Augmented Reality (AR) is on its way to becoming one of the dominant forms of UI interactions. As such, more and more businesses are looking to invest in Augmented Reality applications, solutions and interfaces for their audiences. To ensure that these new experiences are cohesive and grounded, developers will want to follow UX principles in Augmented Reality design.
In this post, we’ll cover the core UX principles in AR design to follow, as well as some best practices.
The core UX principles in Augmented Reality design
The environment is at the cornerstone of AR interactions. It’s the “screen equivalent” in Augmented Reality design, forming the backdrop for all user interactions.
It’s also a dynamic, changing space that will never be the same for two users. There are some key divisions however, that you can use as dividers:
- Intimate space. This is the space approximately 50cm in front of a person’s body. Face filters occupy the intimate space.
- Personal space. Personal space encompasses 1m around the user. This involves virtual objects in the user’s hands and potentially another person standing nearby.
- Social space. Social space encompasses 4m around the person and will generally involve objects/surfaces in a room, other people, furniture, etc.
- Public space. Public space occupies 7m or more, involves multiple people (even if they’re not directly interacting with the software), and is usually reserved for location-specific experiences (i.e., museum exhibits).
Movement is the next of the core UX principles in AR design, and it’s another fairly unique one.
In AR software, the user can move in 3D space. This allows virtual objects to be anchored to 3D objects rather than a typical 2D plane.
The balancing act with movement in AR is to guide the user from one UI element to the next without choosing where to go for them. This means predicting where they will move and designing the UI path around these predictions.
Next up is one of the more challenging UX principles in Augmented Reality design: onboarding. Onboarding is the process of getting a user familiar with, and educated on, how your AR software works. Since Augmented Reality is so new, you’ll be doing most of the heavy lifting here yourself.
Many users who will be interacting with your AR app will be having their first-ever Augmented Reality experience. No pressure, eh?
With this in mind, usability should be a top priority, ahead even of technical proficiency and accuracy.
Interaction involves any kind of action a user takes with your software. That includes moving around, tapping the screen, gesturing, placing virtual objects, etc.
Interaction in augmented reality apps, fortunately, has a lot of overlap with traditional software paradigms. One of the key differences to remember, though, is that UI elements might be very near or very far from the user. The user might also have just one or no hands to interact with the screen with. Accommodating these challenges is a must.
Last but not least, UI is the physical screen that the user is interacting with. That will most often be a smartphone screen or, in the future, some kind of Augmented Reality headset.

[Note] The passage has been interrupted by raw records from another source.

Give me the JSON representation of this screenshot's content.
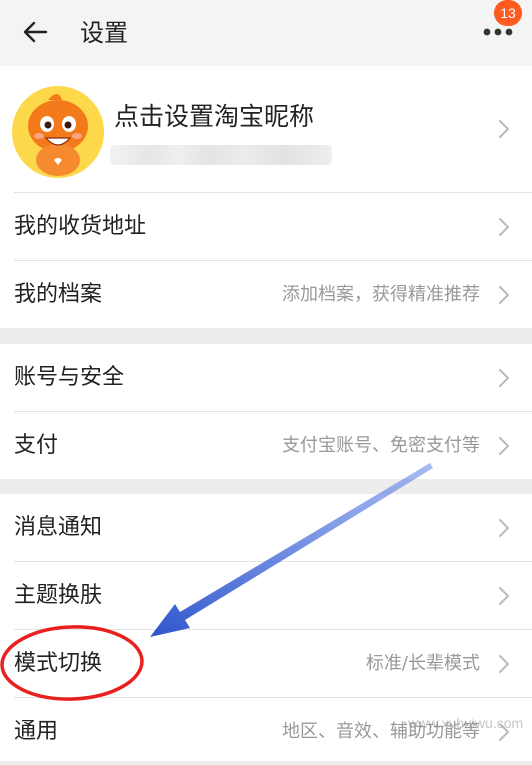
{
  "header": {
    "title": "设置",
    "badge": "13",
    "back_icon": "back-arrow-icon",
    "more_icon": "more-dots-icon"
  },
  "profile": {
    "name": "点击设置淘宝昵称"
  },
  "groups": [
    [
      {
        "label": "我的收货地址",
        "value": ""
      },
      {
        "label": "我的档案",
        "value": "添加档案，获得精准推荐"
      }
    ],
    [
      {
        "label": "账号与安全",
        "value": ""
      },
      {
        "label": "支付",
        "value": "支付宝账号、免密支付等"
      }
    ],
    [
      {
        "label": "消息通知",
        "value": ""
      },
      {
        "label": "主题换肤",
        "value": ""
      },
      {
        "label": "模式切换",
        "value": "标准/长辈模式"
      },
      {
        "label": "通用",
        "value": "地区、音效、辅助功能等"
      }
    ]
  ],
  "watermark": "www.xuhuiwu.com",
  "colors": {
    "badge": "#ff5a1f",
    "annotation_circle": "#e8201e",
    "annotation_arrow": "#3a5fd0",
    "avatar": "#f27a1a"
  }
}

It’s important to remember that while the digital Augmented Reality environment is more engaging and immersive, it’s the UI environment that will be hosting the actual interactions. The screen is your mouse and keyboard, not the user’s bedroom. Focus on making this experience seamless, and the rest is to follow.
Use UX principles in Augmented Reality design to give the structure of your virtual experience
Diving into Augmented Reality development can be a monumental task for developers. There are so many technical aspects to learn that the design elements might seem secondary. AR is already improving worker performance according to Harvard Review.
By keeping these UX principles at the forefront of your Augmented Reality design process, you can give structure and focus to your development process. They’ll guide you as well as your users to the right result.